Unusual severe storm warning issued for U.S.
April 14, 2012
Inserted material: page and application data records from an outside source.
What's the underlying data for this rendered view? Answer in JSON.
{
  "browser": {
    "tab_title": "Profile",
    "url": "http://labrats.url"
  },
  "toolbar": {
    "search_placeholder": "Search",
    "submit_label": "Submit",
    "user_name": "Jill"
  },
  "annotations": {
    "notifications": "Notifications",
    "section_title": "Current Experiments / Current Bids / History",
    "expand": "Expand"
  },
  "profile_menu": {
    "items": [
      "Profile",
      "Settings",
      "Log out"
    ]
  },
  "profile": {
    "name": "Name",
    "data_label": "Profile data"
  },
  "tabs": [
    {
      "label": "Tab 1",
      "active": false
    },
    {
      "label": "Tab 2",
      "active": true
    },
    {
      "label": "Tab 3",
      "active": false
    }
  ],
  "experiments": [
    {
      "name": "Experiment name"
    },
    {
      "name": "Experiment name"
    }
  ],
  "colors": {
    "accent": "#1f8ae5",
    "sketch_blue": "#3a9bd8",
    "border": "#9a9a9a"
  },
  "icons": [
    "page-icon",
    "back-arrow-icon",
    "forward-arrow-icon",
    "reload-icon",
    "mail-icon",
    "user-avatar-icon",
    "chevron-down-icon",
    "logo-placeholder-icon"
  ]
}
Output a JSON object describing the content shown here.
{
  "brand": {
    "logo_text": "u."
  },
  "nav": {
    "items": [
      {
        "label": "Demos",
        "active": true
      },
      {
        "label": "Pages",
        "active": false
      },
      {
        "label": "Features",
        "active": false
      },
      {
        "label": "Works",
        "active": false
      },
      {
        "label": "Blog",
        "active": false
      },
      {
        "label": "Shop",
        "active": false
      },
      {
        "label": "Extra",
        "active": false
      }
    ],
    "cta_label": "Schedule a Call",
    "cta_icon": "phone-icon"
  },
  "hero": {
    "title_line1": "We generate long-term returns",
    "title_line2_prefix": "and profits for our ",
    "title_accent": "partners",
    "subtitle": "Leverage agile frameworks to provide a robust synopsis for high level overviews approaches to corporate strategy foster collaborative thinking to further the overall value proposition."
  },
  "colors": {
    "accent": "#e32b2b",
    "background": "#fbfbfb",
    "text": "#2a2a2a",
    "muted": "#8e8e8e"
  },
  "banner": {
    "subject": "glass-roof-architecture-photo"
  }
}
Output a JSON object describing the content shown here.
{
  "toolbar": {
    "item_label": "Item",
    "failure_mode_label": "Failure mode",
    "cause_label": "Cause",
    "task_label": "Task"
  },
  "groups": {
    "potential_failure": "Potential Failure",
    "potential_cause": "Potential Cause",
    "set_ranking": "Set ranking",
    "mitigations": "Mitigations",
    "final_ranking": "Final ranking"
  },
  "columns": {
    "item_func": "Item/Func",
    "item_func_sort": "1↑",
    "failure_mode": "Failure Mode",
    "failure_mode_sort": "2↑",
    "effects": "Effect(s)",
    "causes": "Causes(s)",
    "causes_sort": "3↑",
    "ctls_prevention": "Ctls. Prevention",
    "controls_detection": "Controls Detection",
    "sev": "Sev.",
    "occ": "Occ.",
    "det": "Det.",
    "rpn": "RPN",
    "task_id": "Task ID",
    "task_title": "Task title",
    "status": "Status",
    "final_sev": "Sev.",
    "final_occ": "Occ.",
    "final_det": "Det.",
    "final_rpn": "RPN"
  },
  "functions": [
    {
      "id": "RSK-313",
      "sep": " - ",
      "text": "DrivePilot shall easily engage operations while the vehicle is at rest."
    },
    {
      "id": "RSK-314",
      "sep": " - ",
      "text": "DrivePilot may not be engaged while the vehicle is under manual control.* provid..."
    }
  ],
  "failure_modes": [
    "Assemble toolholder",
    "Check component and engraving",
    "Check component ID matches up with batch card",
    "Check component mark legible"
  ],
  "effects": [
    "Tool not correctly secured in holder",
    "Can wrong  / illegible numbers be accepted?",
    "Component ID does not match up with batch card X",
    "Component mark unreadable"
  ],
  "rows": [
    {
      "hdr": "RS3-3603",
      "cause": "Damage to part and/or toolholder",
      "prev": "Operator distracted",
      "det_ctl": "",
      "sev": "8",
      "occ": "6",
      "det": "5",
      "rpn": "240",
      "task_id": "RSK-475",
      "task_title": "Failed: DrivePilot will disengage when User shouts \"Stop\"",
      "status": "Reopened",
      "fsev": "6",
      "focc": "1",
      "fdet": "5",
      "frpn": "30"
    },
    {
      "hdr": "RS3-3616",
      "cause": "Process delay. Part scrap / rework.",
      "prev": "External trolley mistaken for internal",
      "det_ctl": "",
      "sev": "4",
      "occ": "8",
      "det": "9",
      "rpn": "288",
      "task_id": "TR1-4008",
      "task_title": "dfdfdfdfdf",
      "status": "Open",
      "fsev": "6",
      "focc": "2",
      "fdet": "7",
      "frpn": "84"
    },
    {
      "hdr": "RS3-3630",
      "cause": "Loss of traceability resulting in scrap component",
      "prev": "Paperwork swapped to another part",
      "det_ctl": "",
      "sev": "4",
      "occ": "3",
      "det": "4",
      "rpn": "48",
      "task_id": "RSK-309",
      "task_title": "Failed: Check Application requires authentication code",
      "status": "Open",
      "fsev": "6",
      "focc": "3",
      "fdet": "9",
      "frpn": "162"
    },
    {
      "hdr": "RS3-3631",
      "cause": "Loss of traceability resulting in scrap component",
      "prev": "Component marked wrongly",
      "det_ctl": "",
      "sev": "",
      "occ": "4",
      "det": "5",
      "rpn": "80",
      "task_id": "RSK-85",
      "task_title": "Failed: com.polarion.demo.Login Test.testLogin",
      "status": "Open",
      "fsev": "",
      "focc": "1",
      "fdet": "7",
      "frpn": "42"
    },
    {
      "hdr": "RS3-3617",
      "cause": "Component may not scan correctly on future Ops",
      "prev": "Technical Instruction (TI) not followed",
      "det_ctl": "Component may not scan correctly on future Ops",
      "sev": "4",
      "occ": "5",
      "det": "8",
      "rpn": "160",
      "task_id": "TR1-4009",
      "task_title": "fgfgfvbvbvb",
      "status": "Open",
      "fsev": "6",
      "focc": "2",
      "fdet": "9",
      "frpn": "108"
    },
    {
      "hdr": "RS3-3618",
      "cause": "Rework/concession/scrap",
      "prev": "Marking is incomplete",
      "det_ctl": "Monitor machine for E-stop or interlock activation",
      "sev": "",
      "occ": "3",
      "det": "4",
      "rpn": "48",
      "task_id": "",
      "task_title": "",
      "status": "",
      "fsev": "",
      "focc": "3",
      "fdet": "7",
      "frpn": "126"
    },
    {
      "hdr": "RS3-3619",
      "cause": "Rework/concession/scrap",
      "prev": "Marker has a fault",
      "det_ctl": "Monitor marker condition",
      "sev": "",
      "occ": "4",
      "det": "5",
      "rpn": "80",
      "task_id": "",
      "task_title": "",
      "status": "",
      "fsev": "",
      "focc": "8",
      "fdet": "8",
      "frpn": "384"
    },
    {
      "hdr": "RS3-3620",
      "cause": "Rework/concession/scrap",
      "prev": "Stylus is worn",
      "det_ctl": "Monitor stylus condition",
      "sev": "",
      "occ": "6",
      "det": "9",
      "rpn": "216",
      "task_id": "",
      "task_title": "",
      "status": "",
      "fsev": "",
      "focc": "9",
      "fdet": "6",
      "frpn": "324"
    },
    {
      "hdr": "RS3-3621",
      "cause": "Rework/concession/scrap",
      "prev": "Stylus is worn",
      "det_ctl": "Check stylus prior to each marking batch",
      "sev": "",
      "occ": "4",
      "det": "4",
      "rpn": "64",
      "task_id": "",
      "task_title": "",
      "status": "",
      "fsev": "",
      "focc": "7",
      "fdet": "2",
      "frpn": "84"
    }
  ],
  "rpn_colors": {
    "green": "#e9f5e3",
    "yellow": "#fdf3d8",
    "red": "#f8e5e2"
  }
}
MIDWEST – Forecasters are taking the unusual steps of warning Americans 24 hours in advance just how bad a ‚Äúlife-threatening‚ÄĚ system of storms could be that are expected to start tearing through the Midwest starting Saturday afternoon, in a path ranging from Minnesota to Texas to Oklahoma. Oklahoma, Kansas, Nebraska, is projected to receive the brunt of the damage, which could include thunderstorms, tornadoes and base-ball size hail. Here are some details on why these early warnings ‚Äď which came on Friday ‚Äď are so unusual. What happened the last time: The first high-risk warning more than a day early came in April 2006, when nearly 100 tornadoes tore across the southeastern U.S. In all, a dozen people died and more than 1,000 homes were damaged in Tennessee. The weather service is now testing words such as ‚Äúmass devastation,‚ÄĚ ‚Äúunsurvivable‚ÄĚ and ‚Äúcatastrophic‚ÄĚ aimed at getting more people to take heed. The warnings are being experimented with in Kansas and Missouri. The ‚Äúlife-threatening‚ÄĚ warning for this round of storms, despite the dire language, was not part of that effort but just the most accurate way to describe what was expected, a weather service spokeswoman said. This is only the second time in U.S. history that the National Weather Service has issued a severe storm warning 24 hours in advance- a clear indication of the seriousness of the threat. People in affected areas should seek shelter immediately if life-threatening storms or severe weather approaches. ‚ÄďThe Extinction Protocol